Sort Your Things, but Don’t Be Greedy
After you’ve determined who is going to be moving out of the apartment, you’ll need to deal with one of the more difficult parts of breaking up: the sorting of stuff.
Depending on how long the two of you have been together, this can be a simple or seemingly impossible task, as you might not be able to remember who bought what and what is more important to who.
Before you start dividing things up, go through the apartment together and do a clean sweep of everything you’d like to donate, recycle, and throw away. That way one of you won’t end up stuck with all the useless junk neither of you ever made an effort to move.
After that, you’ll want to make a few piles of the remaining stuff: definitely yours, definitely theirs, and an undecided middle pile. It’s easy to be petty here, but you’ll find that the moving process runs smoother if you swallow your pride and relent when it seems like a particular item is important to them. Otherwise, you’re going to be arguing with each other until the moving truck arrives. Consider things like who bought the item, who uses it more, and whether or not the item is sentimental to either partner when completing this task.
Organize Separate Moving Days
If both of you are moving out, you should try your best to each pick a different day to do it. This will give everyone more space and personal comfort.
If only one person is moving out, the other partner should temporarily leave the apartment for the day. Staying home while their ex is moving will not only be emotionally difficult, but it will also be distracting. Make arrangements to go visit a friend or family member, or plan to be at the office while the moving truck is there.

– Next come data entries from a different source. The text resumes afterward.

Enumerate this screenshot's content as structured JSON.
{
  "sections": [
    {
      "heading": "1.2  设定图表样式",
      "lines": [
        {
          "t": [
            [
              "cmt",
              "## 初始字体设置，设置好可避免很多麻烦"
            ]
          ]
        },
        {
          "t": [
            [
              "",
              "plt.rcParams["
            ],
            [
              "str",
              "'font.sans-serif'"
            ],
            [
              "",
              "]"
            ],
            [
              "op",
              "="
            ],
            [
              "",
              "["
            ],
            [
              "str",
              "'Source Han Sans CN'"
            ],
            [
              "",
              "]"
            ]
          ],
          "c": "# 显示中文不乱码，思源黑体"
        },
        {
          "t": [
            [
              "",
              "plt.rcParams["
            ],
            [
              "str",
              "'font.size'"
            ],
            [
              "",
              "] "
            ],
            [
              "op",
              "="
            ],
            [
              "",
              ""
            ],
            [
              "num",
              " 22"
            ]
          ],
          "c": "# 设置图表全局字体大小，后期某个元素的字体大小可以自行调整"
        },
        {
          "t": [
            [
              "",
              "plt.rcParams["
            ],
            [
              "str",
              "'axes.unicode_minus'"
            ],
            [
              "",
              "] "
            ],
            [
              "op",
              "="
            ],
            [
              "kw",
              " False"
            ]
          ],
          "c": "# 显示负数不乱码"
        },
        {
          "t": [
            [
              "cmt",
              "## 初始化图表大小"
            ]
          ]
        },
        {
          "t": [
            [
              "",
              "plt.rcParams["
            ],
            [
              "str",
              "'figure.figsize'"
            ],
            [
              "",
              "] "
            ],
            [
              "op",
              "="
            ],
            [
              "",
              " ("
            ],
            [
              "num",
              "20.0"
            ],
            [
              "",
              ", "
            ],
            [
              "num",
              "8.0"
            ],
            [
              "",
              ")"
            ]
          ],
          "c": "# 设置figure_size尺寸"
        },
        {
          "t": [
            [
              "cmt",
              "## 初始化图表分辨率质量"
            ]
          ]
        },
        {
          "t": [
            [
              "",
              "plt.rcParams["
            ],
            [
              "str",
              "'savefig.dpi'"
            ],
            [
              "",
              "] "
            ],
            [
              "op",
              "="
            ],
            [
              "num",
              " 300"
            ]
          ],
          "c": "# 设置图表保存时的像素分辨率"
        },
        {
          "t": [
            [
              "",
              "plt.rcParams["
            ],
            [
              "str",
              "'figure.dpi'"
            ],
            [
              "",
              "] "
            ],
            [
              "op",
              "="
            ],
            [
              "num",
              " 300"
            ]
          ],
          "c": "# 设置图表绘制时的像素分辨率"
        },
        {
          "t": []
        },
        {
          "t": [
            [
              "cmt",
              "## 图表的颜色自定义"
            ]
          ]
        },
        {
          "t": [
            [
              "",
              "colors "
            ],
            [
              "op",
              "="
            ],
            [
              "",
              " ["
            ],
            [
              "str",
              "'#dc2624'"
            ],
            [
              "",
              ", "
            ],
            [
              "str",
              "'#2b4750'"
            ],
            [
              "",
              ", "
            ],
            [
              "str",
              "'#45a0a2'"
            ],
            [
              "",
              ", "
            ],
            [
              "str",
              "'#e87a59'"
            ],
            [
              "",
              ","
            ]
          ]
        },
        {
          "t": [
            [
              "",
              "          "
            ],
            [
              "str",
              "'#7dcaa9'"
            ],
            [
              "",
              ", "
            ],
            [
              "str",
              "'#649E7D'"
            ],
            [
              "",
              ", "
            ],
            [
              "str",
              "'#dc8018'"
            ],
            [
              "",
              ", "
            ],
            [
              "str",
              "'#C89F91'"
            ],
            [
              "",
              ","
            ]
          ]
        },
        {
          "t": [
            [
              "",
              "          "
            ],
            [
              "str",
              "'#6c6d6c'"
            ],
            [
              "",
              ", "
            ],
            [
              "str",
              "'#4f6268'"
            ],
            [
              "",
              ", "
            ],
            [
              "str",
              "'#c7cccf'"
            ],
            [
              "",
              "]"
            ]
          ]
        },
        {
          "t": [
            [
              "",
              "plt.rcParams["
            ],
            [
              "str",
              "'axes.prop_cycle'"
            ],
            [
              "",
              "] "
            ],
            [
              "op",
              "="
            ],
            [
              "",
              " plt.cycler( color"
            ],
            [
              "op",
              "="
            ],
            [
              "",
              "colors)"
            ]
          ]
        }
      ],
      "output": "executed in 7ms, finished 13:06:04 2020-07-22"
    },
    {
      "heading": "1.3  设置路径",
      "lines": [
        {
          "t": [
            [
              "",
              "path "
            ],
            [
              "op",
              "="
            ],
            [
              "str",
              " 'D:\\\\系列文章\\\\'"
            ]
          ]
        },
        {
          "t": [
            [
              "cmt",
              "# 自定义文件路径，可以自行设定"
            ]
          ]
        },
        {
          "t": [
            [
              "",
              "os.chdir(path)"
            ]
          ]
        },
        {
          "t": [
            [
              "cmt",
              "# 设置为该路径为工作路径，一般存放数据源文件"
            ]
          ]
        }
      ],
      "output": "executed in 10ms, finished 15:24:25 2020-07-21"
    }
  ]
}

Separate moving days will ensure a clean, healthy break-up without too many complications. The good news is that eventually, you will start to feel normal again in your new living situation, no matter what it might be.